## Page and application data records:
++++++++++

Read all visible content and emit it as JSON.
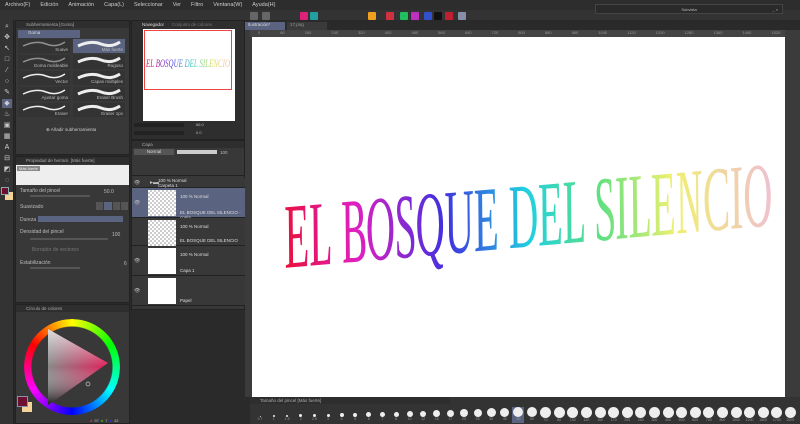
{
  "menu": [
    "Archivo(F)",
    "Edición",
    "Animación",
    "Capa(L)",
    "Seleccionar",
    "Ver",
    "Filtro",
    "Ventana(W)",
    "Ayuda(H)"
  ],
  "colors": {
    "accent": "#5a6480",
    "main_color": "#6b1030",
    "sub_color": "#f5d49a"
  },
  "subview": {
    "title": "Subvista"
  },
  "subtool": {
    "tab": "Subherramienta [Goma]",
    "group": "Goma",
    "brushes": [
      "Suave",
      "Más fuerte",
      "Goma moldeable",
      "Rugoso",
      "Vector",
      "Capas múltiples",
      "Ajustar goma",
      "Eraser Brush",
      "Eraser",
      "Eraser 1px"
    ],
    "add": "Añadir subherramienta"
  },
  "navigator": {
    "tabs": [
      "Navegador",
      "Conjunto de colores"
    ],
    "zoom": "66.0",
    "angle": "0.0"
  },
  "toolprop": {
    "tab": "Propiedad de herram. [Más fuerte]",
    "preset": "Más fuerte",
    "size_label": "Tamaño del pincel",
    "size_value": "50.0",
    "smooth_label": "Suavizado",
    "hardness_label": "Dureza",
    "density_label": "Densidad del pincel",
    "density_value": "100",
    "vector_label": "Borrador de vectores",
    "stab_label": "Estabilización",
    "stab_value": "6"
  },
  "colorwheel": {
    "tab": "Círculo de colores",
    "r": "97",
    "g": "7",
    "b": "43"
  },
  "layers": {
    "tab": "Capa",
    "blend": "Normal",
    "opacity": "100",
    "items": [
      {
        "mode": "100 % Normal",
        "name": "Carpeta 1"
      },
      {
        "mode": "100 % Normal",
        "name": "EL BOSQUE DEL SILENCIO - copia"
      },
      {
        "mode": "100 % Normal",
        "name": "EL BOSQUE DEL SILENCIO"
      },
      {
        "mode": "100 % Normal",
        "name": "Capa 1"
      },
      {
        "mode": "",
        "name": "Papel"
      }
    ]
  },
  "canvas": {
    "tabs": [
      "Ilustración*",
      "17.png"
    ],
    "title": "EL BOSQUE DEL SILENCIO",
    "ruler": [
      "0",
      "80",
      "160",
      "240",
      "320",
      "400",
      "480",
      "560",
      "640",
      "720",
      "800",
      "880",
      "960",
      "1040",
      "1120",
      "1200",
      "1280",
      "1360",
      "1440",
      "1520",
      "1600",
      "1680",
      "1760",
      "1840",
      "1920"
    ]
  },
  "brushsize": {
    "tab": "Tamaño del pincel [Más fuerte]",
    "selected": "50",
    "sizes": [
      "0.7",
      "1",
      "1.5",
      "2",
      "2.5",
      "3",
      "4",
      "5",
      "6",
      "7",
      "8",
      "10",
      "12",
      "15",
      "17",
      "20",
      "25",
      "30",
      "40",
      "50",
      "60",
      "70",
      "80",
      "100",
      "120",
      "150",
      "170",
      "200",
      "250",
      "300",
      "400",
      "500",
      "600",
      "700",
      "800",
      "1000",
      "1200",
      "1500",
      "1700",
      "2000"
    ]
  }
}
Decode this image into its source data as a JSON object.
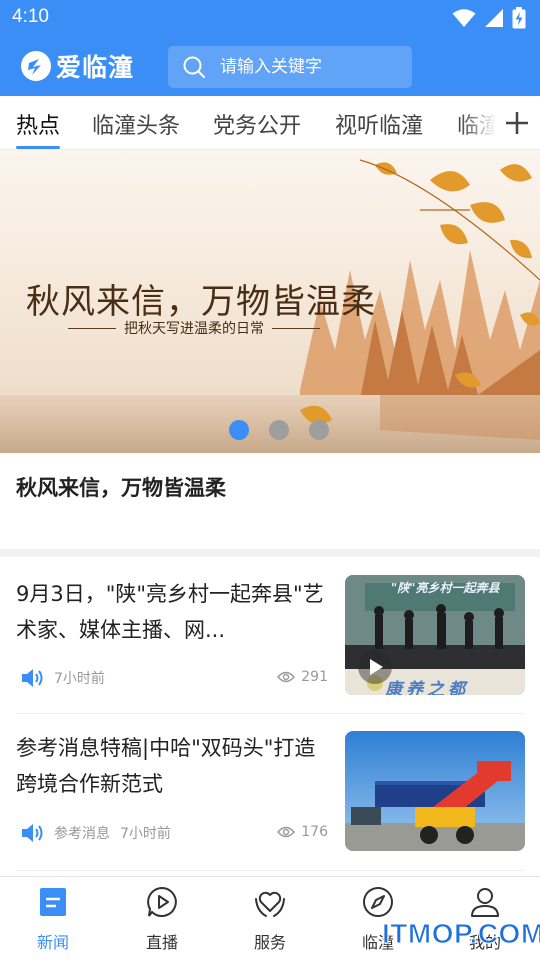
{
  "status_bar": {
    "time": "4:10"
  },
  "app": {
    "name": "爱临潼",
    "brand_color": "#3a8ef6"
  },
  "search": {
    "placeholder": "请输入关键字"
  },
  "tabs": [
    {
      "label": "热点",
      "active": true
    },
    {
      "label": "临潼头条"
    },
    {
      "label": "党务公开"
    },
    {
      "label": "视听临潼"
    },
    {
      "label": "临潼"
    }
  ],
  "banner": {
    "title": "秋风来信，万物皆温柔",
    "subtitle": "把秋天写进温柔的日常",
    "caption": "秋风来信，万物皆温柔",
    "slide_count": 3,
    "active_slide": 1
  },
  "news": [
    {
      "title": "9月3日，\"陕\"亮乡村一起奔县\"艺术家、媒体主播、网...",
      "source": "",
      "time": "7小时前",
      "views": "291",
      "thumb_text": "\"陕\"亮乡村一起奔县",
      "thumb_footer": "康养之都",
      "has_video": true
    },
    {
      "title": "参考消息特稿|中哈\"双码头\"打造跨境合作新范式",
      "source": "参考消息",
      "time": "7小时前",
      "views": "176",
      "has_video": false
    }
  ],
  "bottom_nav": [
    {
      "label": "新闻",
      "icon": "news-icon",
      "active": true
    },
    {
      "label": "直播",
      "icon": "live-play-icon"
    },
    {
      "label": "服务",
      "icon": "service-heart-icon"
    },
    {
      "label": "临潼",
      "icon": "compass-icon"
    },
    {
      "label": "我的",
      "icon": "profile-icon"
    }
  ],
  "watermark": "ITMOP.COM"
}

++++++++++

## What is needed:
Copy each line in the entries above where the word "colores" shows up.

## Response to this exercise:
      "Conjunto de colores"
    "tab": "Círculo de colores",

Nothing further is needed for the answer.